Phnom Penh police are still waiting on an order from the prosecutor’s office before they can continue their investigation of accused wife-beater Duong Chhay following the disgraced tycoon’s decision to leave the monkhood on Monday. Police had initially declined to question Chhay, who was caught on camera violently attacking his wife, after the tycoon publicly declared he was entering a monastery.
Phnom Penh police chief Sar Thet said that police officials had finished their initial investigation, during which they had interviewed several witnesses including the plaintiff, Chhay’s now ex-wife. The Phnom Penh Municipal Court prosecutor had then asked police officials to send the case to court, where the police chief said it has remained for a long time already.
“I am only waiting for the prosecutor’s order before we continue [the investigation],” Mr Thet said.
Mr Thet said that he does not yet know whether Chhay will remain a free man after having left the monkhood. He declined to comment in further detail, referring the question to the prosecutor. Taing Sunlay, director of Phnom Penh Municipal Court, declined to comment on similar grounds.
Phnom Penh Municipal Court prosecutor Chroeng Khmao, as well as deputy prosecutor and spokesman Plang Sophal, could not be reached for comment.
Duong Chhay posted on Facebook that he had left the monkhood on Monday. In the post, he thanked his supporters as well as the clergy and committee of Phnom Penh’s Wat Moni Prasithivong, the pagoda in which he stayed during his time in the monkhood.
Malina filed a court complaint in March after posting a video to her Facebook page of CCTV footage filmed in the couple’s home over the previous year.
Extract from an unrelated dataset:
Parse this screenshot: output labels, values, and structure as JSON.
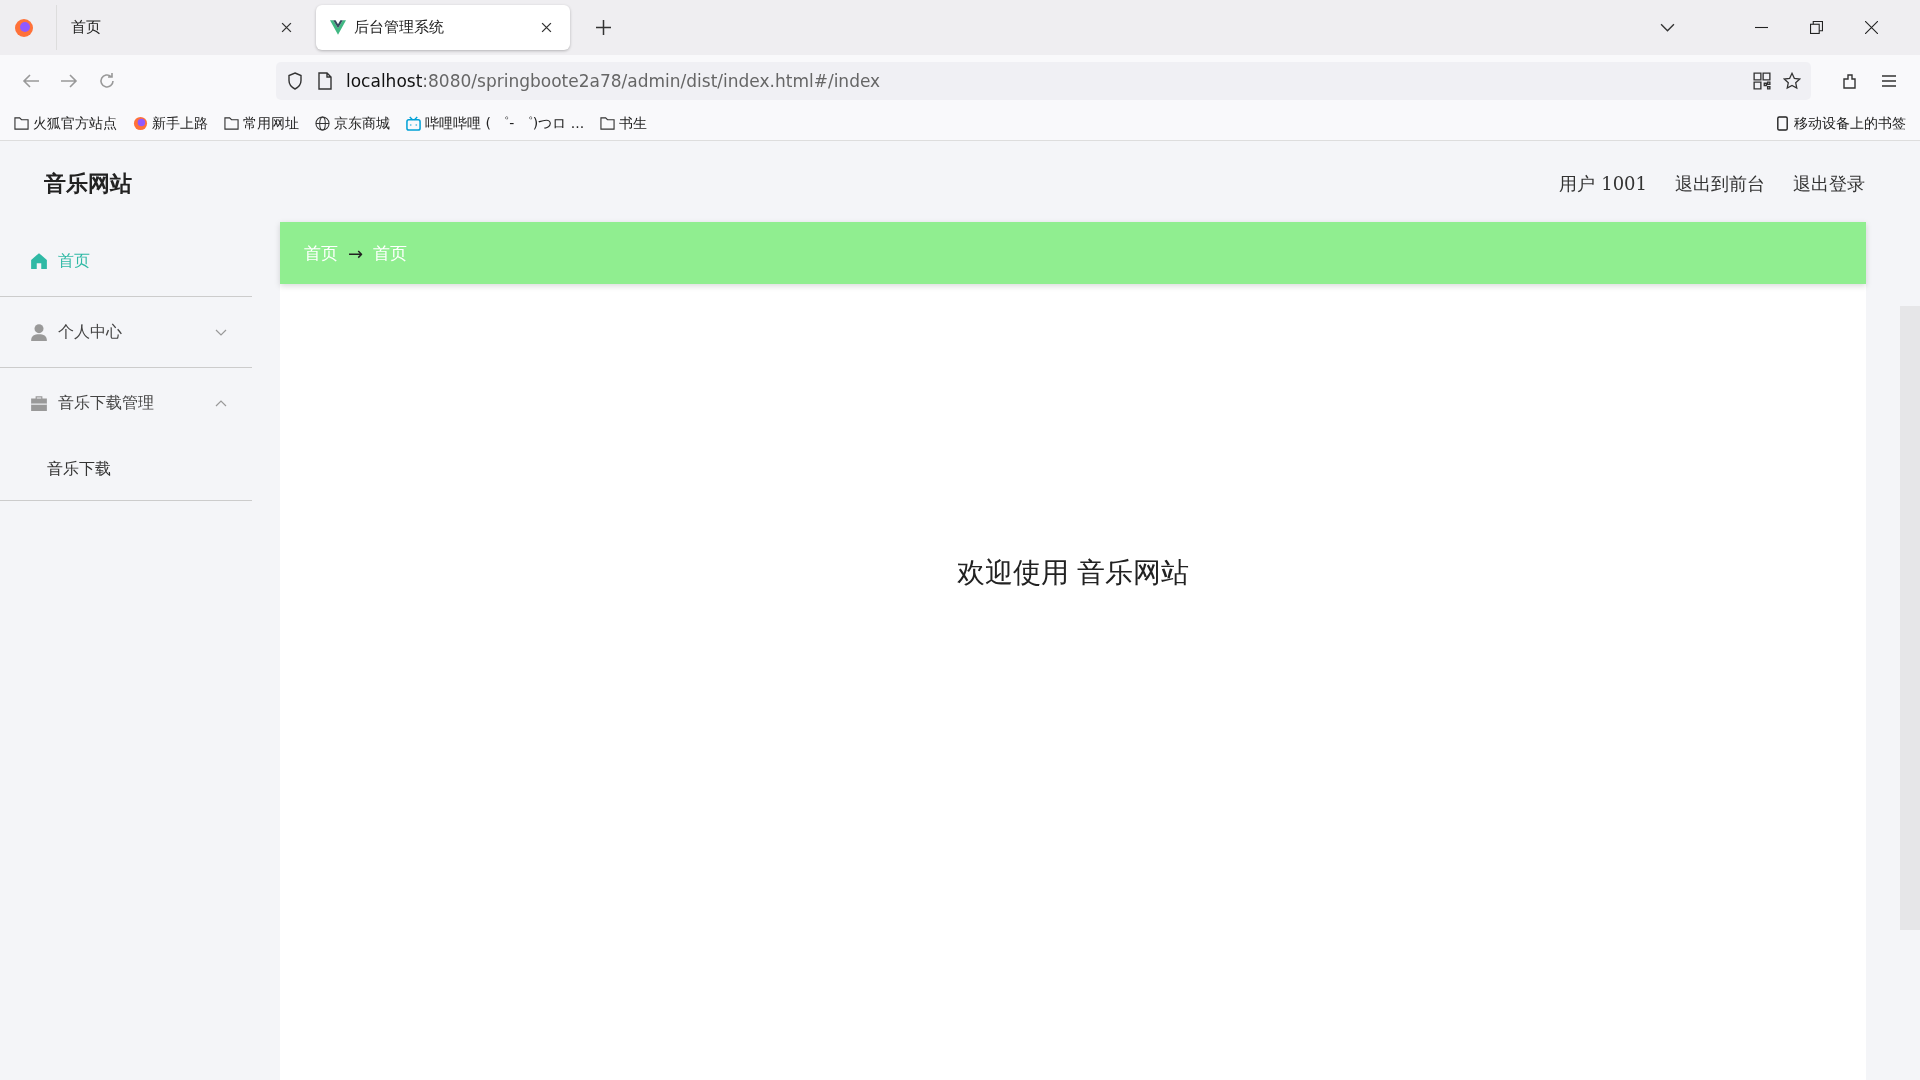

The video showed Chhay dragging Malina across the ground, hitting her, and kicking her in front of their children while other adults tried to intervene. She wrote that she had posted the video during a custody dispute over the couple’s three children. In another post, on March 19, Malina wrote that she had been beaten “about 100 times.”
Ros Sopheap, executive director of Gender And Development for Cambodia (GADC), said that the criminal proceedings against Chhay did not seem to be based on the law.
“Giving him the opportunity to become a monk is not a procedure to stop violence,” Ms Sopheap said. Without following the law, she said, violence against women throughout society could not be eliminated, forcing victims to suffer more while perpetrators continued to hold on to power.
Ny Sokha, head of monitoring at human rights group Adhoc, also criticised the lack of action against Chhay, though he said that he did not have deep knowledge of the case.
“In criminal cases, we cannot become monks to escape the law,” he said.
“Based on the law, we do not think about whether the person is a tycoon or His Excellency,” he added. “But in fact, in Cambodia there are different standards for implementing the law — they always say that poor people or people who have no power cannot escape from punishment, even when they commit a small crime. On the other hand, rich and powerful people can escape from the law.”